Link to Pubmed [PMID] – 15746357
Appl. Environ. Microbiol. 2005 Mar;71(3):1531-8

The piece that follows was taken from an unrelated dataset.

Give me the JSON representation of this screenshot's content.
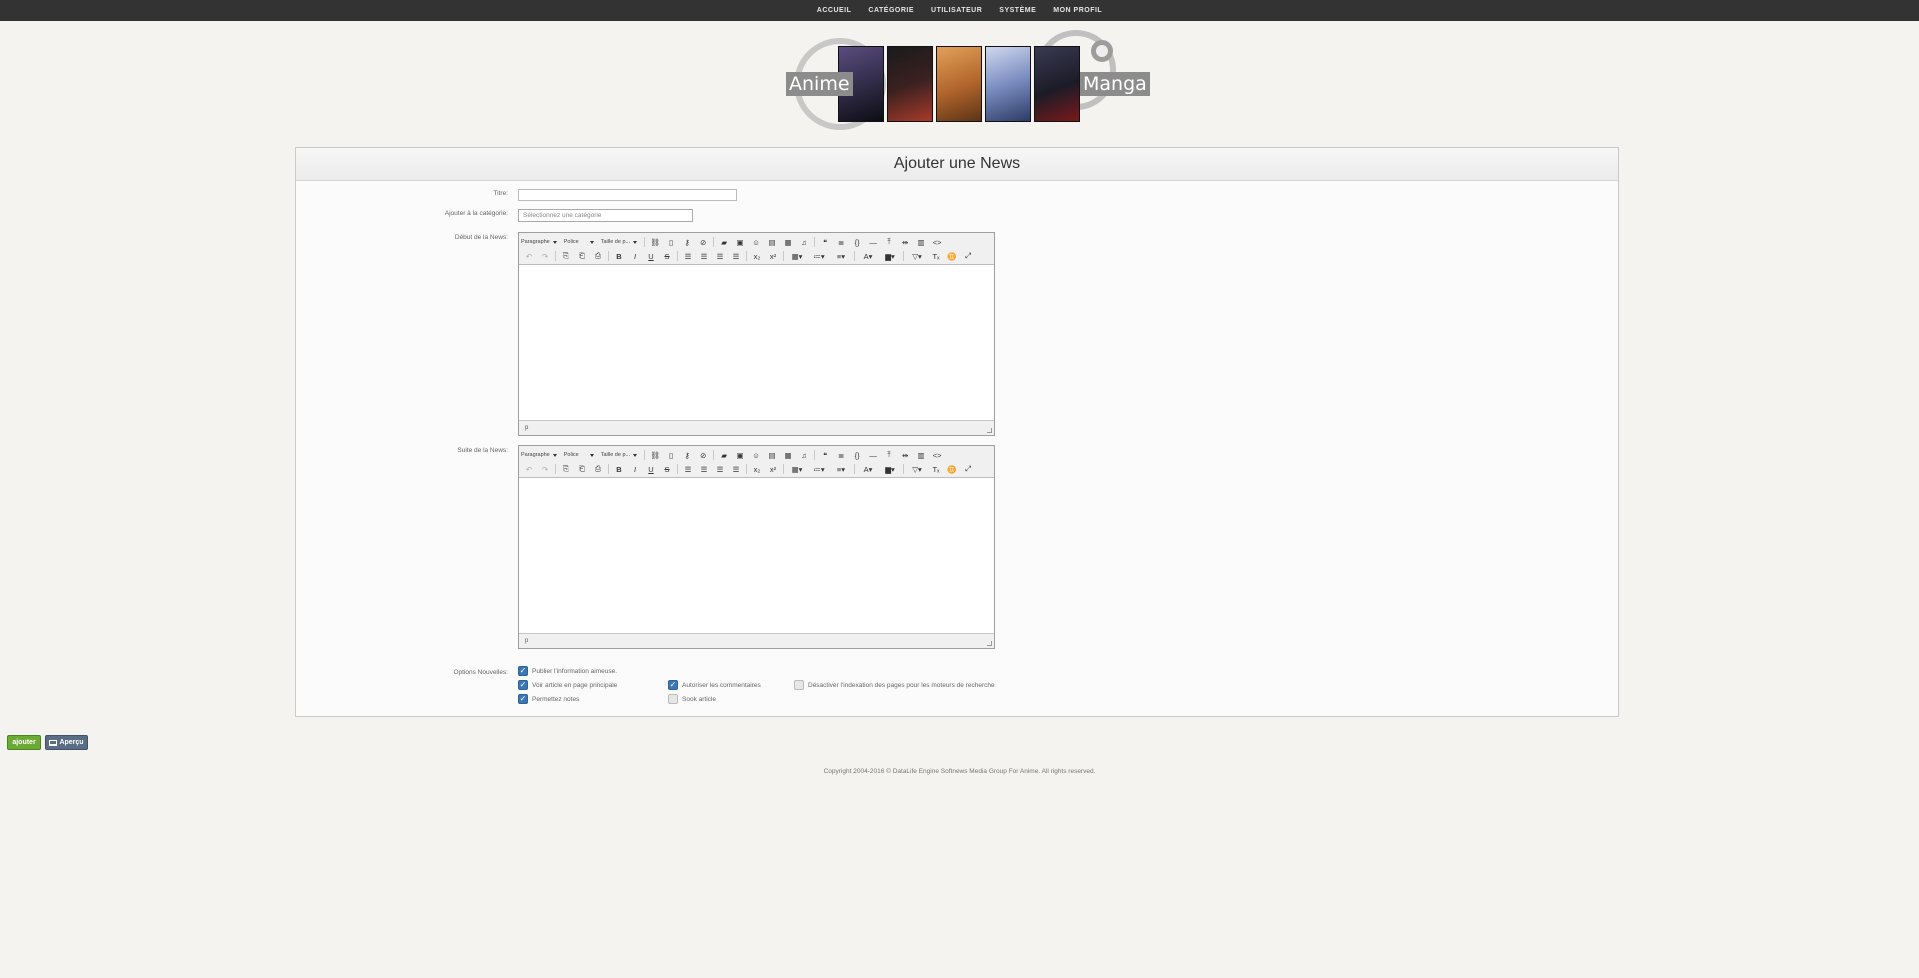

Alpha(1-3) glucan is a main component of the Aspergillus fumigatus cell wall. In spite of its importance, synthesis of this amorphous polymer has not been investigated to date. Two genes in A. fumigatus, AGS1 and AGS2, are highly homologous to the AGS genes of Schizosaccharomyces pombe, which encode putative alpha(1-3) glucan synthases. The predicted Ags proteins of A. fumigatus have an estimated molecular mass of 270 kDa. AGS1 and AGS2 were disrupted in A. fumigatus. Both Deltaags mutants have similar altered hyphal morphologies and reduced conidiation levels. Only Deltaags1 presented a reduction in the alpha(1-3) glucan content of the cell wall. These results showed that Ags1p and Ags2p were functionally different. The cellular localization of the two proteins was in agreement with their different functions: Ags1p was localized at the periphery of the cell in connection with the cell wall, whereas Ags2p was intracellularly located. An original experimental model of invasive aspergillosis based on mixed infection and quantitative PCR was developed to analyze the virulence of A. fumigatus mutant and wild-type strains. Using this model, it was shown that the cell wall and morphogenesis defects of Deltaags1 and Deltaags2 were not associated with a reduction in virulence in either mutant. This result showed that a 50% reduction in the content of the cell wall alpha(1-3) glucan does not play a significant role in A. fumigatus pathogenicity.